[Data items]
* * * *

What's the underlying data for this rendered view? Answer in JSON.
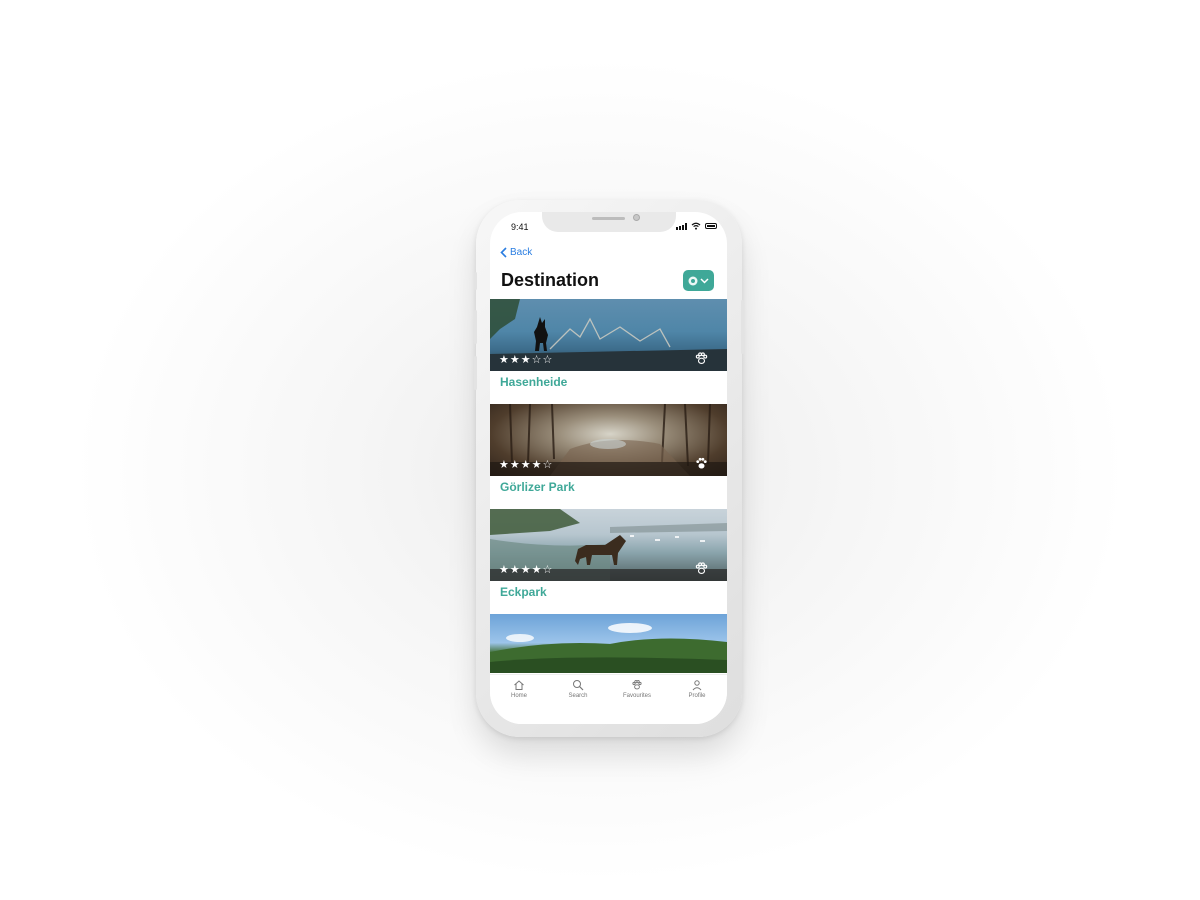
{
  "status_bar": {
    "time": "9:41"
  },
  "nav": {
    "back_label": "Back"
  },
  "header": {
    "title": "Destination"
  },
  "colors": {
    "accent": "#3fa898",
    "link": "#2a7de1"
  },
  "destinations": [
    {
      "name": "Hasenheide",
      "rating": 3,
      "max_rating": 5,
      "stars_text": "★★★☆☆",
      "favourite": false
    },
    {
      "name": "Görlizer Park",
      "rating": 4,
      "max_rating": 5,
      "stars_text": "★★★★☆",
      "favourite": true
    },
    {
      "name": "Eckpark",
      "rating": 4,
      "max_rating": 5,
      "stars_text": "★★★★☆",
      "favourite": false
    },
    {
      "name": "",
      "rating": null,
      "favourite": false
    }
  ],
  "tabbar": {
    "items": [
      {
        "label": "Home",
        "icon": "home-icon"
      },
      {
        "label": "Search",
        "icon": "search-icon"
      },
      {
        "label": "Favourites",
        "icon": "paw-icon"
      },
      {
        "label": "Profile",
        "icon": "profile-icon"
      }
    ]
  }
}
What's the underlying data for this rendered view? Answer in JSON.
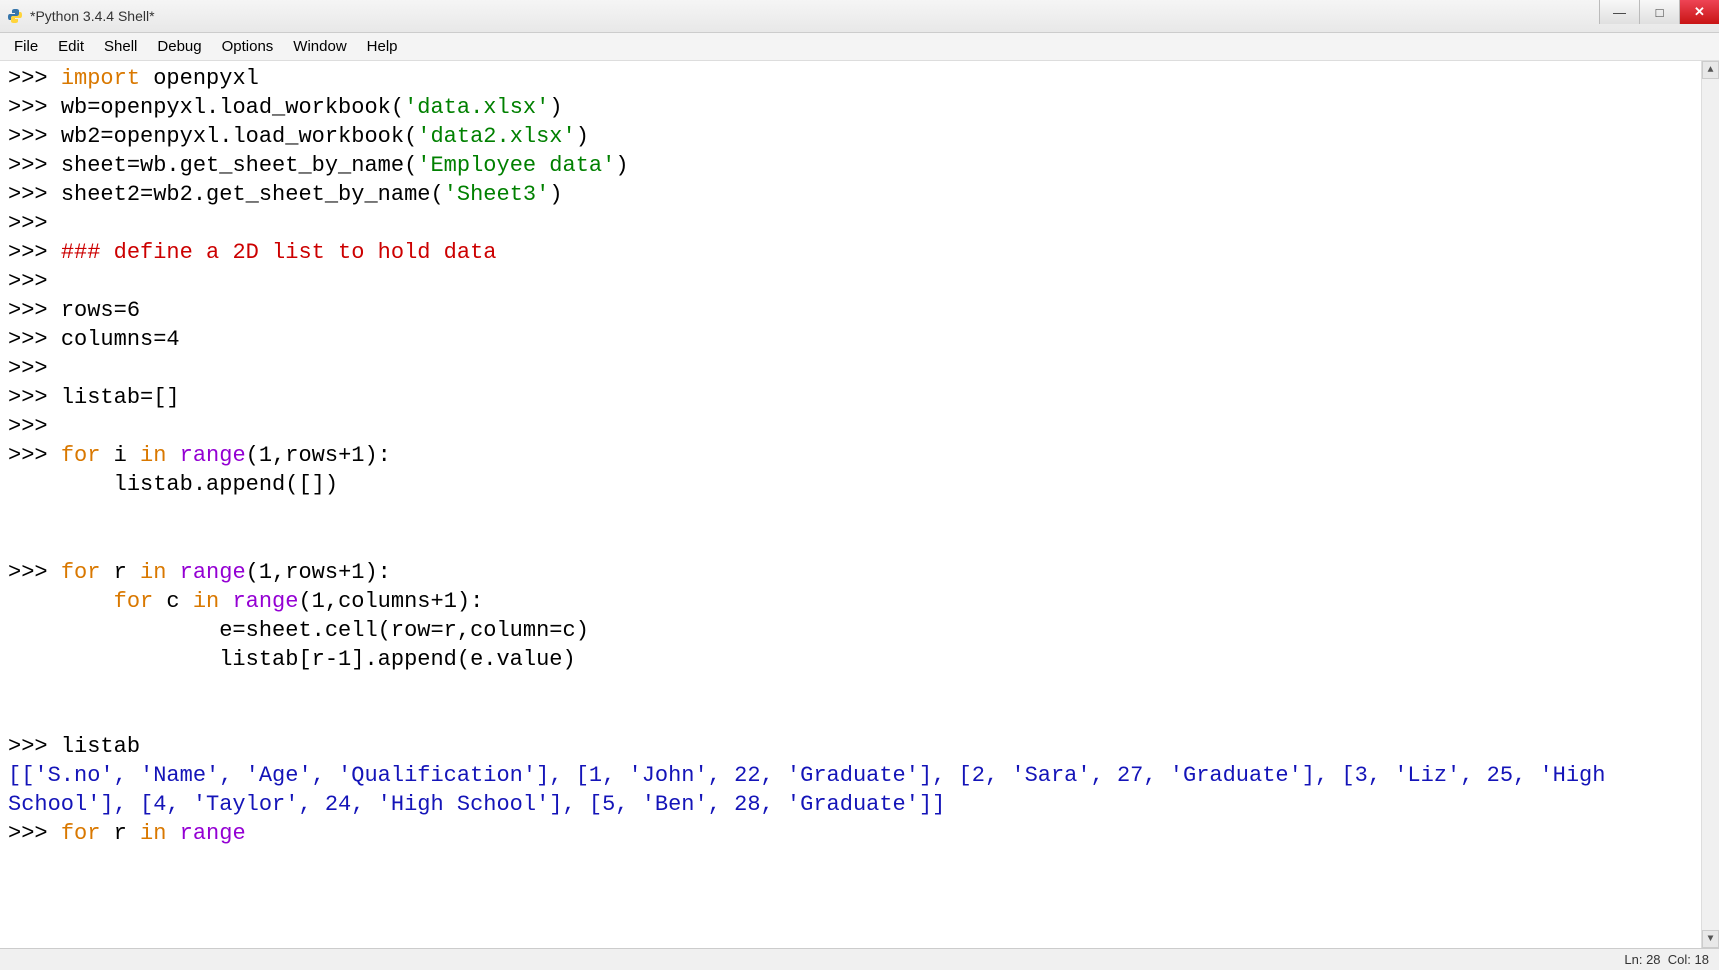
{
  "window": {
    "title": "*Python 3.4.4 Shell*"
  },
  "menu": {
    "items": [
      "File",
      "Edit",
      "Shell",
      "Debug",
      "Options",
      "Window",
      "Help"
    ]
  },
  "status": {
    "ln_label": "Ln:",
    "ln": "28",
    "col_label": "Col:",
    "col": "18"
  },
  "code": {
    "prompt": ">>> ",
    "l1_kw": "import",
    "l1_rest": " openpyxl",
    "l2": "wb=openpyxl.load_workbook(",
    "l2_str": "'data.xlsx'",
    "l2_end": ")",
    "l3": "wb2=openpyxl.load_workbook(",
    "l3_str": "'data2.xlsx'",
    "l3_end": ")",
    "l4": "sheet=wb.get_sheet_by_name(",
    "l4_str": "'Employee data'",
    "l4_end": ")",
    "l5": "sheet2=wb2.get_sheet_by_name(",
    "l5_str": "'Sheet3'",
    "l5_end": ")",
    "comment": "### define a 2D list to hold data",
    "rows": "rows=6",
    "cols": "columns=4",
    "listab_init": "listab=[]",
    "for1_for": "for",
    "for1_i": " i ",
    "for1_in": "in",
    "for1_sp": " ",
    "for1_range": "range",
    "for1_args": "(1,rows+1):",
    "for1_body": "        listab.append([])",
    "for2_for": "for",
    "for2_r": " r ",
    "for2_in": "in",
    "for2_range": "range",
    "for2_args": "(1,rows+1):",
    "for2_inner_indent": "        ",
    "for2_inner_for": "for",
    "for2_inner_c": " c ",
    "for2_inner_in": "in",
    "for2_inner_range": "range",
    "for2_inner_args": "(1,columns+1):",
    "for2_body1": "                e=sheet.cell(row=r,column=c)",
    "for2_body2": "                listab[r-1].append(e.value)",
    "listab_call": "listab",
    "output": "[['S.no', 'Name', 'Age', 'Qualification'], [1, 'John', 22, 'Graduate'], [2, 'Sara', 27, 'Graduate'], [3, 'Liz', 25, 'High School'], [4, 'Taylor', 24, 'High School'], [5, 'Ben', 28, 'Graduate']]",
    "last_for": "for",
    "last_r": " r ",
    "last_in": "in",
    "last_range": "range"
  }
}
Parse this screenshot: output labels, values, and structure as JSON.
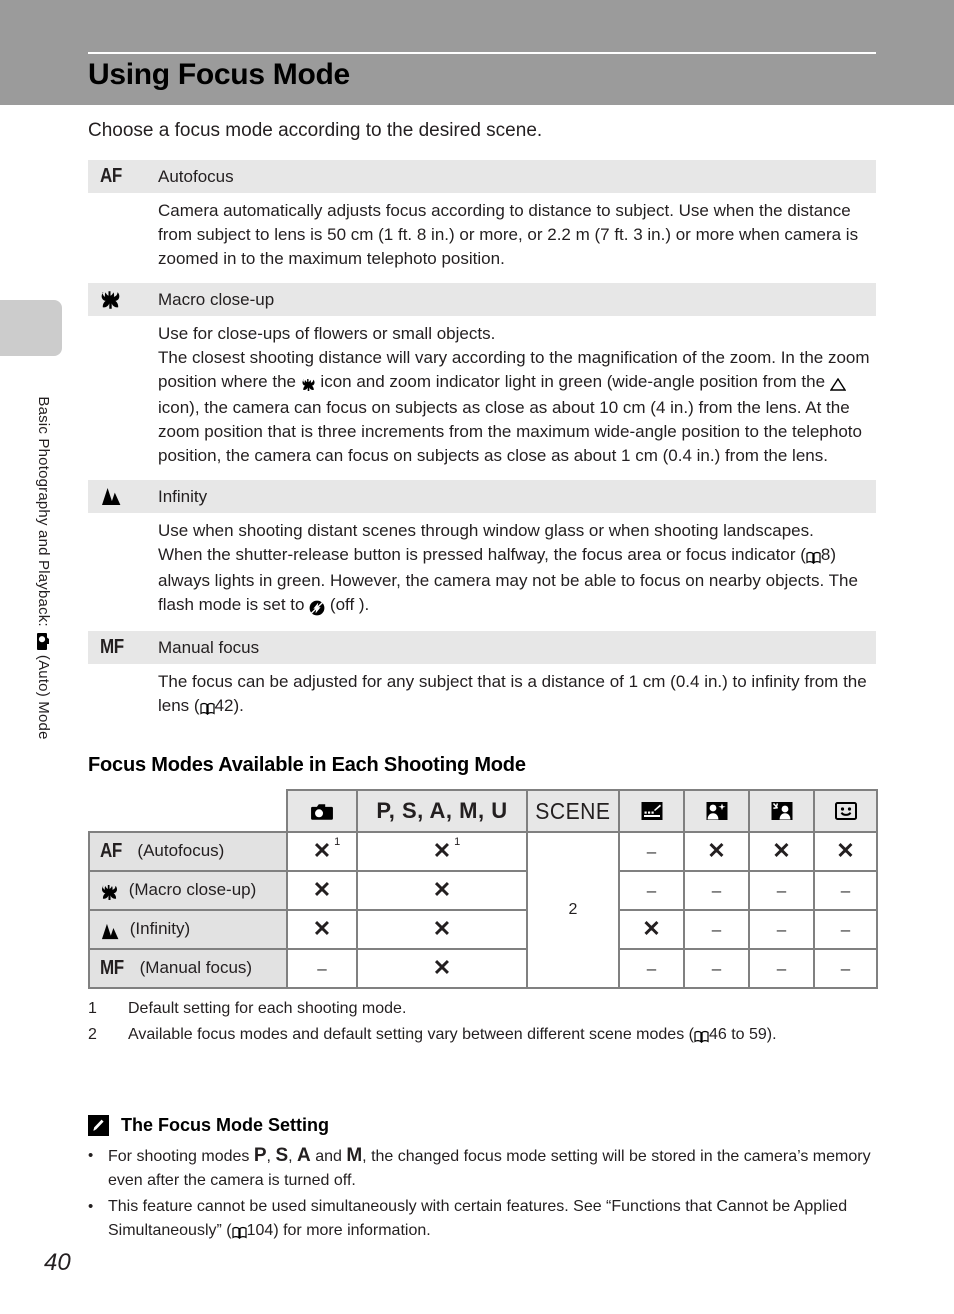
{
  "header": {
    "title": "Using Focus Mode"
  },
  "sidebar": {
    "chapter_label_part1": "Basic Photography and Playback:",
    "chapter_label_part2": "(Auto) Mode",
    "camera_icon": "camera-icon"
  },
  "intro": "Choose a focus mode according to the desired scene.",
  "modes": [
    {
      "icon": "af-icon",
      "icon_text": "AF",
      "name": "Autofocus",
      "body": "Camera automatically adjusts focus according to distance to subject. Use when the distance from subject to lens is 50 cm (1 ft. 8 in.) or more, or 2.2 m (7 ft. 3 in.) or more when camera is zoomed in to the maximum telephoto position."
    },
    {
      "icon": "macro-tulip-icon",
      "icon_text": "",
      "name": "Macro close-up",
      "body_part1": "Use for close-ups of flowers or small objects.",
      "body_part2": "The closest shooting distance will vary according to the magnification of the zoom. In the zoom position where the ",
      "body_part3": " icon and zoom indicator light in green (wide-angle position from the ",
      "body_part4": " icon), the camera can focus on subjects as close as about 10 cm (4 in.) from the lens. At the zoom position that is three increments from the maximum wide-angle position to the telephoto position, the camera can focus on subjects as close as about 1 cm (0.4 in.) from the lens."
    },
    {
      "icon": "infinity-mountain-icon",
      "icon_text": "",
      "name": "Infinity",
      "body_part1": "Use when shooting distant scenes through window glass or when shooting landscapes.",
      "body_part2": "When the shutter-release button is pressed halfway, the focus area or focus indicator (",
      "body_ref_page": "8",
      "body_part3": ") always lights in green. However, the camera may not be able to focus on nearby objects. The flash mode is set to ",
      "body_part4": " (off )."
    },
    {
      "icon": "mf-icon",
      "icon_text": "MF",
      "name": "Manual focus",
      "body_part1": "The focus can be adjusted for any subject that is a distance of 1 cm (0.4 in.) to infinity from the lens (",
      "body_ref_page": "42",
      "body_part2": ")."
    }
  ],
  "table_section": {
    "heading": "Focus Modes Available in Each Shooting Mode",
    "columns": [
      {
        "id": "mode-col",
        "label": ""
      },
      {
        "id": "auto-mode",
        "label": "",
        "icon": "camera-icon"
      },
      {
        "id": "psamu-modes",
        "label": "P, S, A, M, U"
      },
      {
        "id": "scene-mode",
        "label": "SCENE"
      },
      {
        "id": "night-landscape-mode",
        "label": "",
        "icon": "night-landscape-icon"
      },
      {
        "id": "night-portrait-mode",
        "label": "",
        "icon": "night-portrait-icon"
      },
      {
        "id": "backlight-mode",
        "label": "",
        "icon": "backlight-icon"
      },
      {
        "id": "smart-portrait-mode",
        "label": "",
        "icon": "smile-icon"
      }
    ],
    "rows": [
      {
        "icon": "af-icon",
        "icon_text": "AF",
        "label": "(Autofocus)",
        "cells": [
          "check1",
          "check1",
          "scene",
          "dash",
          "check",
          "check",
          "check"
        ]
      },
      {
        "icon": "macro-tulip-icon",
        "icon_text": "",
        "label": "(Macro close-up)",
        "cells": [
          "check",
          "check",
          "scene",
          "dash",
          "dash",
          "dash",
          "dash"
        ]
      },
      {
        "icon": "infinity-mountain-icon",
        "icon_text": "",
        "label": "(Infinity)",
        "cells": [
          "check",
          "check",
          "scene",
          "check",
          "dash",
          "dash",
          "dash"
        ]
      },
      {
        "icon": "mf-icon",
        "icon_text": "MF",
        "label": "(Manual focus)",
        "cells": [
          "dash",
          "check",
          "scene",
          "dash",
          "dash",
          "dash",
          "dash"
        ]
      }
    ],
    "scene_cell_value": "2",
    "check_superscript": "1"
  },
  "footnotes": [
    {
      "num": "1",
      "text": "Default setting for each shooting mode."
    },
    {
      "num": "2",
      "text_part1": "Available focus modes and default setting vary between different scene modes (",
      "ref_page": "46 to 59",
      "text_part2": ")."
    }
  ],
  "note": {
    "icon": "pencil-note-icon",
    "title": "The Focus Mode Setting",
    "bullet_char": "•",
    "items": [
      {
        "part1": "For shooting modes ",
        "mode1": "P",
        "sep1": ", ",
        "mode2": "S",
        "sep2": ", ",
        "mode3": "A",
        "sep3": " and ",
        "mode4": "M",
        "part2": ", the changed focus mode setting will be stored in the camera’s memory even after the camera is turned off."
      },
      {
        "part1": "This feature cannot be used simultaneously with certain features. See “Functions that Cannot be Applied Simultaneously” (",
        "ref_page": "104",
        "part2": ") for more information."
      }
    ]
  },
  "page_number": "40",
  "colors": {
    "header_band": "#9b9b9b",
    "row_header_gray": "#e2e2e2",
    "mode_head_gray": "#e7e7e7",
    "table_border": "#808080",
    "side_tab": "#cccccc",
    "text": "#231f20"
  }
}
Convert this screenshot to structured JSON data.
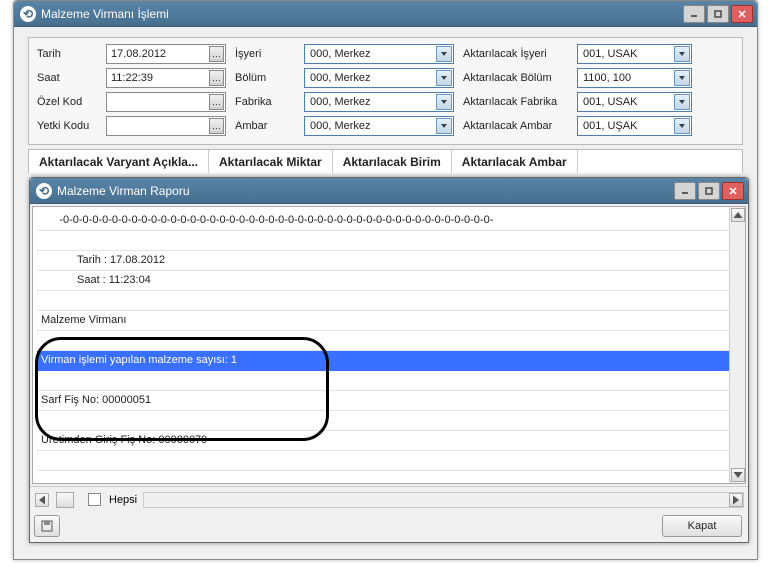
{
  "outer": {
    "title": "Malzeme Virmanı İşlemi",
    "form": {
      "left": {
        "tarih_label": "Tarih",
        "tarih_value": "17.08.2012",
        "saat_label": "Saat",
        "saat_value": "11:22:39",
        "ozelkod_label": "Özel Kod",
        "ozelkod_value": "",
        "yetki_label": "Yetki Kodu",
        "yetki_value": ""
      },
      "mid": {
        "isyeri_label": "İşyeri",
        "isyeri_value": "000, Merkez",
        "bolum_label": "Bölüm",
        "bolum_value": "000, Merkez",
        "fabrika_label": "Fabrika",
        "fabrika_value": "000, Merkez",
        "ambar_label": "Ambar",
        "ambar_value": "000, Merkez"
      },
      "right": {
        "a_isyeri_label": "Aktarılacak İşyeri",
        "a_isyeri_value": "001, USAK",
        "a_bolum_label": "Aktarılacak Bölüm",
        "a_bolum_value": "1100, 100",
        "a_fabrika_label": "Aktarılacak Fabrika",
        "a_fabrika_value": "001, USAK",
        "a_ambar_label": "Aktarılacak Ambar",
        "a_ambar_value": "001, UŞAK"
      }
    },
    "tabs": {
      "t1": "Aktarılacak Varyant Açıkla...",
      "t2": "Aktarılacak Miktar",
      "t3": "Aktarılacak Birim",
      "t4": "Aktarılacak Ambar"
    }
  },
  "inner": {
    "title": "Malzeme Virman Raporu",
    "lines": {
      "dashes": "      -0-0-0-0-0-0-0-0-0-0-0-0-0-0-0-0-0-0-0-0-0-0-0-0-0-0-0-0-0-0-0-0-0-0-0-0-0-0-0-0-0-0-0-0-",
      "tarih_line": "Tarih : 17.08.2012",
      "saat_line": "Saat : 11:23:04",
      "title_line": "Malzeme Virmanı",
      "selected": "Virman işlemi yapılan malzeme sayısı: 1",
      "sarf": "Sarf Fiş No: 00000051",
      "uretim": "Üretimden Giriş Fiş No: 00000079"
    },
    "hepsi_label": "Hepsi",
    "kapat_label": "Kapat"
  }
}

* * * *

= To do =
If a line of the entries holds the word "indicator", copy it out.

= Written answer =
      "body_part3": " icon and zoom indicator light in green (wide-angle position from the ",
      "body_part2": "When the shutter-release button is pressed halfway, the focus area or focus indicator (",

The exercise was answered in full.